Similar studies have also shown that wildlife in the Arctic, is also being reduced/wiped out due to high levels of toxic chemicals in their environment, and that several Arctic mammal and bird species showing signs of chemical exposure are likely to have their health adversely affected. Some of the effects seen are potentially quite serious (e.g. immune suppression, hormone disturbances, as well as altered behaviour).
Toxic contamination through the generations
Another fascinating study conducted by the World Wildlife Fund set out to explore whether there was any relationship between the types and levels of contamination
found in 3 generations of families, and to examine possible links between contamination and a family’s lifestyle, consumption patterns and everyday products. The report entitled, Contamination: The Next Generation summarises the findings of the analysis of 104 different chemicals in the blood of 33 volunteers from 7 families living in England, Scotland and Wales.
The volunteers in each family spanned three generations, generally comprising the grandmother, mother and two children. The volunteers comprised 14 children, 13 adult parents and six grandmothers. The ages of the volunteers ranged from 9 to 88 years.
All three generations tested, including the children, were contaminated by a cocktail of hazardous man-made chemicals.
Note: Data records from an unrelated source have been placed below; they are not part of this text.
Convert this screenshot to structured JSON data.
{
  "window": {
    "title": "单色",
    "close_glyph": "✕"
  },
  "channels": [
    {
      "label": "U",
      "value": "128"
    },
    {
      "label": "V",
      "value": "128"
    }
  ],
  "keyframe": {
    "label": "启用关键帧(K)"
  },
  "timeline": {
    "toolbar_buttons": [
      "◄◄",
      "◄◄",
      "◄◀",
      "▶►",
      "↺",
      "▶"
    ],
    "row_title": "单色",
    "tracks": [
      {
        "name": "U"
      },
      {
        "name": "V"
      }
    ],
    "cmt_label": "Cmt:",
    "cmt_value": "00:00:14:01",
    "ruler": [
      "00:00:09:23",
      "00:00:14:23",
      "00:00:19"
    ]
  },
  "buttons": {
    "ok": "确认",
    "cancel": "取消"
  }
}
The results reveal that every child, from as young
as 9 years (none younger were tested), was contaminated by the same range of hazardous chemicals: organochlorine pesticides, PCBs, brominated flame-retardants, phthalates and perfluorinated (‘non-stick’) chemicals. Five chemicals found in each parent and grandparent was also found in every child.
While it might be expected that the chemical burden increases with age, the above study has shown that this conventional assumption is not always true: children can be more contaminated by higher numbers and levels of certain ‘newer’ chemicals than their parents or even their grandparents, despite being exposed to these chemicals for only a fraction of the time. These ‘newer’ chemicals include brominated flame retardants (used in sofas, textiles and electrical appliances) and perfluorinated chemicals (used in the manufacture of non-stick pans, coatings for takeaway food packaging and treatments for carpets, furniture, clothing and footwear).
The results also show that chemicals used daily were found in the families tested in the survey, including the children. For example, fifty seven per cent of the 7 people found to be contaminated by deca-BDE, a brominated flame retardant, were children. Of the volunteers tested, 82 per cent were contaminated by one or more perfluorinated chemicals. The perflourinated chemical, PFOA (perfluorooctanoic acid) was found in more than a third of the children tested. A related chemical PFOS (perfluorooctane sulphonate) was found in 5 of the family members tested.
There have been similar studies in the USA too – in July 2005, the Department of Health and Human Services, Centers for Disease Control and Prevention, published a 475-page document entitled, Third National Report on Human Exposure to Environmental Chemicals which clearly indicates the growing number of chemical toxins present in all age-groups in the USA. The American Council on Science and Health published a document in May 2003 entitled, Traces of Environmental Chemicals in the Human Body: Are They a Risk to Health? This research looked at the different types of xenobiotics found in US citizens, as well as their quantity. While chemicals that have been banned for many years are still being detected, generally there is a downward trend with up to 90% reduction in the last few decades of toxins such as DDT and lead.
Let’s take a brief look at some of these more common xenobiotics chemicals that have detrimental effects on humans, as well as wildlife.